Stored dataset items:

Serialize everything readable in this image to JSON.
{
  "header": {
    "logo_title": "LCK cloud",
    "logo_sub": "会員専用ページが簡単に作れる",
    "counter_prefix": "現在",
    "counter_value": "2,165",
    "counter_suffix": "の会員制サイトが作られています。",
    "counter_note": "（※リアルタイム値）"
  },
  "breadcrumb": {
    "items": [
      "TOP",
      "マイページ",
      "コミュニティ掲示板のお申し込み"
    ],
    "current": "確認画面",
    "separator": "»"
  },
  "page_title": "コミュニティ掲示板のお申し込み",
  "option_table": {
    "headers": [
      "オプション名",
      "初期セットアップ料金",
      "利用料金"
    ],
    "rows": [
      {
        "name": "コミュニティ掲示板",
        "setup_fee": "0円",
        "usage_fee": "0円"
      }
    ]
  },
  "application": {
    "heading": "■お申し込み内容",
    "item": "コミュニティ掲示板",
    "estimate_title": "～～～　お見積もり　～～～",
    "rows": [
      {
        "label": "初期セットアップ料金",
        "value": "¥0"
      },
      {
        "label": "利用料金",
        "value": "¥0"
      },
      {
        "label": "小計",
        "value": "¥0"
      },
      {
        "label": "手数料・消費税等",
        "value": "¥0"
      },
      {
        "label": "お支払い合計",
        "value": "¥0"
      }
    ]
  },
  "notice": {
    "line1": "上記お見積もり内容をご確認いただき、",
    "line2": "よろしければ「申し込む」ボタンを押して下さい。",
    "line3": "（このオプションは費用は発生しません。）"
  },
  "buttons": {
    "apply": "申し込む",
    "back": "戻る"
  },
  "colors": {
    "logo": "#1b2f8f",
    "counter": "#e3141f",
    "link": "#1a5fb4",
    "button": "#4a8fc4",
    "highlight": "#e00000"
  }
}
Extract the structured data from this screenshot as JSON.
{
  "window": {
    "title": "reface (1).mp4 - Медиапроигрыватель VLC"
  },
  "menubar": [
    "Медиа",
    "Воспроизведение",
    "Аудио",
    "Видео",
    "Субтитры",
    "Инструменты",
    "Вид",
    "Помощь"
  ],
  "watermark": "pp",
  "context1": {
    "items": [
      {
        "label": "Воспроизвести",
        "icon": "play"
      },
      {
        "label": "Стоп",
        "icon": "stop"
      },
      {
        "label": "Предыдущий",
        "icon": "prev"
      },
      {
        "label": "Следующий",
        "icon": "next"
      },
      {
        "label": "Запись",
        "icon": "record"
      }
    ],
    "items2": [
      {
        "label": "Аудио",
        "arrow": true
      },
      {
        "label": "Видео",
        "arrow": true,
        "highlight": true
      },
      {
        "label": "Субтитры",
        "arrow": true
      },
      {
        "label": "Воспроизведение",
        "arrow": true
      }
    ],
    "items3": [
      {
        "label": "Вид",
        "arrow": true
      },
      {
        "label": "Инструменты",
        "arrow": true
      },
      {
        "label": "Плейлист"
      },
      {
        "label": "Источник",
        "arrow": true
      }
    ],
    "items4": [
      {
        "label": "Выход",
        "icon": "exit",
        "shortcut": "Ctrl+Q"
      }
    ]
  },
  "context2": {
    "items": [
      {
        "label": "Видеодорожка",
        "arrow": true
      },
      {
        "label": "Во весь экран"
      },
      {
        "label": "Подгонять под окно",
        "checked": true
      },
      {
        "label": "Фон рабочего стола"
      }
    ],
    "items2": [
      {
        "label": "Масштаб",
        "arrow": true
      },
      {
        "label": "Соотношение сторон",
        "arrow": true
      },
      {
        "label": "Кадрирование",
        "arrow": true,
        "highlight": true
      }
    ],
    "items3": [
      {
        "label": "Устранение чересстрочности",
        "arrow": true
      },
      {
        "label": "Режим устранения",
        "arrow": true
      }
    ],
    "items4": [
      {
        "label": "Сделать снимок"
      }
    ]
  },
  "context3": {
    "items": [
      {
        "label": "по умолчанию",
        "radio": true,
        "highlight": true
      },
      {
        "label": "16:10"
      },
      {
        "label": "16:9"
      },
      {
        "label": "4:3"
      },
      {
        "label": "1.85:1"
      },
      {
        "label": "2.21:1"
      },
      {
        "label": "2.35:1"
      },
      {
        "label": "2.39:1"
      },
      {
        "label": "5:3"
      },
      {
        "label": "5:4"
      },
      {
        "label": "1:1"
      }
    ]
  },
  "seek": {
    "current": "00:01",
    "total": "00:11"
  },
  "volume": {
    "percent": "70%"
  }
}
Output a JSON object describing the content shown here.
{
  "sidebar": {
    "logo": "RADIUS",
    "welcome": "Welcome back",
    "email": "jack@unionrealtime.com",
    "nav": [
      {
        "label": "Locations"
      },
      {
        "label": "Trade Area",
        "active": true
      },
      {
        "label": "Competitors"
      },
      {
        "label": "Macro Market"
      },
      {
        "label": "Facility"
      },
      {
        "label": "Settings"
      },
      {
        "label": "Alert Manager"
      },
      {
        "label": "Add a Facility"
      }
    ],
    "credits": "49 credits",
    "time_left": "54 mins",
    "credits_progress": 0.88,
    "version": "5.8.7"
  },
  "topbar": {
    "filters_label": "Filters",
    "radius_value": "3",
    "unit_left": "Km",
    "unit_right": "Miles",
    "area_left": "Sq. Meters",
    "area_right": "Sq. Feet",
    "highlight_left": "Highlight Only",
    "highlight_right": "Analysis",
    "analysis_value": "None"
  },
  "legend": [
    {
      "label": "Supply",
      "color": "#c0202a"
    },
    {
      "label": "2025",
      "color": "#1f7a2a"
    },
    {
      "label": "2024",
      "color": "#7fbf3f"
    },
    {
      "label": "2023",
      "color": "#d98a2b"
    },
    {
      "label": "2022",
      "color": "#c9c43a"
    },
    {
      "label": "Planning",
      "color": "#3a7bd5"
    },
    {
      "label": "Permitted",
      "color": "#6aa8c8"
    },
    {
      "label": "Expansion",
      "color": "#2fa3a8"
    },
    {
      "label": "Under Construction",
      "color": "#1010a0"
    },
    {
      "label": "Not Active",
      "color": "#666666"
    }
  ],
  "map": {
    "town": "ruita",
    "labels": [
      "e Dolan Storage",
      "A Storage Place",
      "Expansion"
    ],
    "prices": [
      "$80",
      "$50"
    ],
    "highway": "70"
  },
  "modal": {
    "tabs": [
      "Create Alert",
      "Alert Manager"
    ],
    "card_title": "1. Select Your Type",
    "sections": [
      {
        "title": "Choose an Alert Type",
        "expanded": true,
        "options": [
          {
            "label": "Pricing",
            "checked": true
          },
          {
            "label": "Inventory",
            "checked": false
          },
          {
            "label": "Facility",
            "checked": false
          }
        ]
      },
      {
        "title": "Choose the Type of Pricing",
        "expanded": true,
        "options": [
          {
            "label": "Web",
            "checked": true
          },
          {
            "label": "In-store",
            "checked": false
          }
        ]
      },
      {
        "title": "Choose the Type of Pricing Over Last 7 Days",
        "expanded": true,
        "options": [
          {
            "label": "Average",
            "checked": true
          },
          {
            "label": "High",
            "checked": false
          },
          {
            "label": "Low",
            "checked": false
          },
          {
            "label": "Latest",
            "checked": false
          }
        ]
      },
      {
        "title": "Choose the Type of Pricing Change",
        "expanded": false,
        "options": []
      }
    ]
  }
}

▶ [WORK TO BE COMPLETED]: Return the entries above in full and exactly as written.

▶ [TASK RESPONSE]:
Serialize everything readable in this image to JSON.
{
  "header": {
    "logo_title": "LCK cloud",
    "logo_sub": "会員専用ページが簡単に作れる",
    "counter_prefix": "現在",
    "counter_value": "2,165",
    "counter_suffix": "の会員制サイトが作られています。",
    "counter_note": "（※リアルタイム値）"
  },
  "breadcrumb": {
    "items": [
      "TOP",
      "マイページ",
      "コミュニティ掲示板のお申し込み"
    ],
    "current": "確認画面",
    "separator": "»"
  },
  "page_title": "コミュニティ掲示板のお申し込み",
  "option_table": {
    "headers": [
      "オプション名",
      "初期セットアップ料金",
      "利用料金"
    ],
    "rows": [
      {
        "name": "コミュニティ掲示板",
        "setup_fee": "0円",
        "usage_fee": "0円"
      }
    ]
  },
  "application": {
    "heading": "■お申し込み内容",
    "item": "コミュニティ掲示板",
    "estimate_title": "～～～　お見積もり　～～～",
    "rows": [
      {
        "label": "初期セットアップ料金",
        "value": "¥0"
      },
      {
        "label": "利用料金",
        "value": "¥0"
      },
      {
        "label": "小計",
        "value": "¥0"
      },
      {
        "label": "手数料・消費税等",
        "value": "¥0"
      },
      {
        "label": "お支払い合計",
        "value": "¥0"
      }
    ]
  },
  "notice": {
    "line1": "上記お見積もり内容をご確認いただき、",
    "line2": "よろしければ「申し込む」ボタンを押して下さい。",
    "line3": "（このオプションは費用は発生しません。）"
  },
  "buttons": {
    "apply": "申し込む",
    "back": "戻る"
  },
  "colors": {
    "logo": "#1b2f8f",
    "counter": "#e3141f",
    "link": "#1a5fb4",
    "button": "#4a8fc4",
    "highlight": "#e00000"
  }
}
Extract the structured data from this screenshot as JSON.
{
  "window": {
    "title": "reface (1).mp4 - Медиапроигрыватель VLC"
  },
  "menubar": [
    "Медиа",
    "Воспроизведение",
    "Аудио",
    "Видео",
    "Субтитры",
    "Инструменты",
    "Вид",
    "Помощь"
  ],
  "watermark": "pp",
  "context1": {
    "items": [
      {
        "label": "Воспроизвести",
        "icon": "play"
      },
      {
        "label": "Стоп",
        "icon": "stop"
      },
      {
        "label": "Предыдущий",
        "icon": "prev"
      },
      {
        "label": "Следующий",
        "icon": "next"
      },
      {
        "label": "Запись",
        "icon": "record"
      }
    ],
    "items2": [
      {
        "label": "Аудио",
        "arrow": true
      },
      {
        "label": "Видео",
        "arrow": true,
        "highlight": true
      },
      {
        "label": "Субтитры",
        "arrow": true
      },
      {
        "label": "Воспроизведение",
        "arrow": true
      }
    ],
    "items3": [
      {
        "label": "Вид",
        "arrow": true
      },
      {
        "label": "Инструменты",
        "arrow": true
      },
      {
        "label": "Плейлист"
      },
      {
        "label": "Источник",
        "arrow": true
      }
    ],
    "items4": [
      {
        "label": "Выход",
        "icon": "exit",
        "shortcut": "Ctrl+Q"
      }
    ]
  },
  "context2": {
    "items": [
      {
        "label": "Видеодорожка",
        "arrow": true
      },
      {
        "label": "Во весь экран"
      },
      {
        "label": "Подгонять под окно",
        "checked": true
      },
      {
        "label": "Фон рабочего стола"
      }
    ],
    "items2": [
      {
        "label": "Масштаб",
        "arrow": true
      },
      {
        "label": "Соотношение сторон",
        "arrow": true
      },
      {
        "label": "Кадрирование",
        "arrow": true,
        "highlight": true
      }
    ],
    "items3": [
      {
        "label": "Устранение чересстрочности",
        "arrow": true
      },
      {
        "label": "Режим устранения",
        "arrow": true
      }
    ],
    "items4": [
      {
        "label": "Сделать снимок"
      }
    ]
  },
  "context3": {
    "items": [
      {
        "label": "по умолчанию",
        "radio": true,
        "highlight": true
      },
      {
        "label": "16:10"
      },
      {
        "label": "16:9"
      },
      {
        "label": "4:3"
      },
      {
        "label": "1.85:1"
      },
      {
        "label": "2.21:1"
      },
      {
        "label": "2.35:1"
      },
      {
        "label": "2.39:1"
      },
      {
        "label": "5:3"
      },
      {
        "label": "5:4"
      },
      {
        "label": "1:1"
      }
    ]
  },
  "seek": {
    "current": "00:01",
    "total": "00:11"
  },
  "volume": {
    "percent": "70%"
  }
}
Output a JSON object describing the content shown here.
{
  "sidebar": {
    "logo": "RADIUS",
    "welcome": "Welcome back",
    "email": "jack@unionrealtime.com",
    "nav": [
      {
        "label": "Locations"
      },
      {
        "label": "Trade Area",
        "active": true
      },
      {
        "label": "Competitors"
      },
      {
        "label": "Macro Market"
      },
      {
        "label": "Facility"
      },
      {
        "label": "Settings"
      },
      {
        "label": "Alert Manager"
      },
      {
        "label": "Add a Facility"
      }
    ],
    "credits": "49 credits",
    "time_left": "54 mins",
    "credits_progress": 0.88,
    "version": "5.8.7"
  },
  "topbar": {
    "filters_label": "Filters",
    "radius_value": "3",
    "unit_left": "Km",
    "unit_right": "Miles",
    "area_left": "Sq. Meters",
    "area_right": "Sq. Feet",
    "highlight_left": "Highlight Only",
    "highlight_right": "Analysis",
    "analysis_value": "None"
  },
  "legend": [
    {
      "label": "Supply",
      "color": "#c0202a"
    },
    {
      "label": "2025",
      "color": "#1f7a2a"
    },
    {
      "label": "2024",
      "color": "#7fbf3f"
    },
    {
      "label": "2023",
      "color": "#d98a2b"
    },
    {
      "label": "2022",
      "color": "#c9c43a"
    },
    {
      "label": "Planning",
      "color": "#3a7bd5"
    },
    {
      "label": "Permitted",
      "color": "#6aa8c8"
    },
    {
      "label": "Expansion",
      "color": "#2fa3a8"
    },
    {
      "label": "Under Construction",
      "color": "#1010a0"
    },
    {
      "label": "Not Active",
      "color": "#666666"
    }
  ],
  "map": {
    "town": "ruita",
    "labels": [
      "e Dolan Storage",
      "A Storage Place",
      "Expansion"
    ],
    "prices": [
      "$80",
      "$50"
    ],
    "highway": "70"
  },
  "modal": {
    "tabs": [
      "Create Alert",
      "Alert Manager"
    ],
    "card_title": "1. Select Your Type",
    "sections": [
      {
        "title": "Choose an Alert Type",
        "expanded": true,
        "options": [
          {
            "label": "Pricing",
            "checked": true
          },
          {
            "label": "Inventory",
            "checked": false
          },
          {
            "label": "Facility",
            "checked": false
          }
        ]
      },
      {
        "title": "Choose the Type of Pricing",
        "expanded": true,
        "options": [
          {
            "label": "Web",
            "checked": true
          },
          {
            "label": "In-store",
            "checked": false
          }
        ]
      },
      {
        "title": "Choose the Type of Pricing Over Last 7 Days",
        "expanded": true,
        "options": [
          {
            "label": "Average",
            "checked": true
          },
          {
            "label": "High",
            "checked": false
          },
          {
            "label": "Low",
            "checked": false
          },
          {
            "label": "Latest",
            "checked": false
          }
        ]
      },
      {
        "title": "Choose the Type of Pricing Change",
        "expanded": false,
        "options": []
      }
    ]
  }
}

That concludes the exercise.